p. 135, on the printing and distribution of balloons: a balloon of oiled silk, capable of raising about a pound weight when inflated, was filled with hydrogen evolved from a strong cask, fitted with a valve, in which, when required for the purpose, a certain quantity of zinc filings and sulphuric acid had been introduced. To the base of the balloon, when inflated, a piece of slow match five feed long was attached, its lower end being lighted. Along this match, at certain intervals, pieces of coloured paper and silk were secured with thread, and on them the information as to our position and intended lines of search were printed. The balloon, when liberated, sailed rapidly along, rising withal, and as the match burnt the papers were gradually detached, and falling, spread themselves on the snow, where their glaring colours would soon attract notice, should they happily fall near the poor fellows in the "Erebus" and "Terror."

p. 146: Since 1818, with the exception of Sir John Ross’s first voyage, we may have been said to have constantly added to honour knowledge of the north-west [not a very subtle Barrow-like attack on Sir John Ross].

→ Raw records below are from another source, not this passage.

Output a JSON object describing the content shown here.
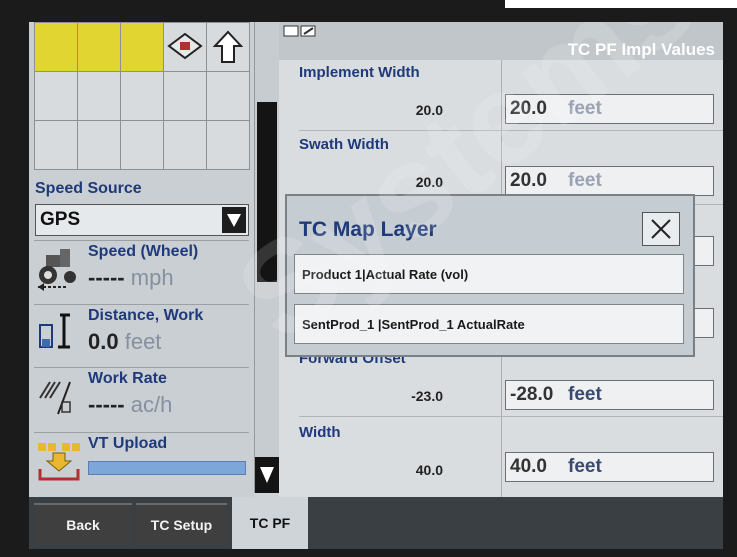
{
  "header": {
    "title": "TC PF Impl Values"
  },
  "left": {
    "speed_source_label": "Speed Source",
    "speed_source_value": "GPS",
    "speed": {
      "label": "Speed (Wheel)",
      "value": "-----",
      "unit": "mph"
    },
    "distance": {
      "label": "Distance, Work",
      "value": "0.0",
      "unit": "feet"
    },
    "work_rate": {
      "label": "Work Rate",
      "value": "-----",
      "unit": "ac/h"
    },
    "vt_upload": {
      "label": "VT Upload",
      "progress": 1.0
    }
  },
  "fields": [
    {
      "label": "Implement Width",
      "number": "20.0",
      "value": "20.0",
      "unit": "feet"
    },
    {
      "label": "Swath Width",
      "number": "20.0",
      "value": "20.0",
      "unit": "feet"
    },
    {
      "label": "Forward Offset",
      "number": "-23.0",
      "value": "-28.0",
      "unit": "feet"
    },
    {
      "label": "Width",
      "number": "40.0",
      "value": "40.0",
      "unit": "feet"
    }
  ],
  "popup": {
    "title": "TC Map Layer",
    "options": [
      "Product 1|Actual Rate (vol)",
      "SentProd_1 |SentProd_1 ActualRate"
    ]
  },
  "tabs": [
    "Back",
    "TC Setup",
    "TC PF"
  ],
  "watermark": "Systems",
  "colors": {
    "accent": "#1f3a7a",
    "grid_yellow": "#e1d531",
    "progress": "#7fa6d9"
  }
}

p. 164: As it is not my intention to give a detailed account of the operations of the Southern Division, but merely to tell of those events which will convey to the reader a general idea of the incidents connected with Arctic travelling, I shall without further comment give them, leaving to the curious in the minutiæ of the journeys the amusement of reading in the Admiralty Blue Books the details of when we eat, drank, slept, or marched.

p. 200-16; Osborn uses this section to argue the survival of Franklin, the desirability of further rescue attempts, the discovery of the open polar sea, the eastward (and northern) migration of the Esquimaux, etc. Says Franklin must have survived because there had never been a similar catastrophic event. But even so:

p. 215: To rescue even one life were surely well worthy our best endeavours; but if it so please an all-merciful Providence that aid should reach Franklin’s ships too late to save even that one, yet would we have fulfilled a high and imperative duty: and would it be no holy satisfaction to trace the last resting-place of those gallant spirits? to recover the records, there assuredly to be found, of their manly struggle, under hardships and difficulties, in achieving that North-west Passage, in the execution of which they had laid down their lives? and to bring back to their surviving relatives and friends those last kind messages of love, which show that sincere affection and stern sense of duty sprang from one source in their gallant and generous hearts. [This passage almost seems a model for the Scott denouement.]

[The microfiche volume (London 1852?) concludes with a separate account of the life and fate of Franklin, published 1859. Additional quotes from London: Longman, 1852 edition.]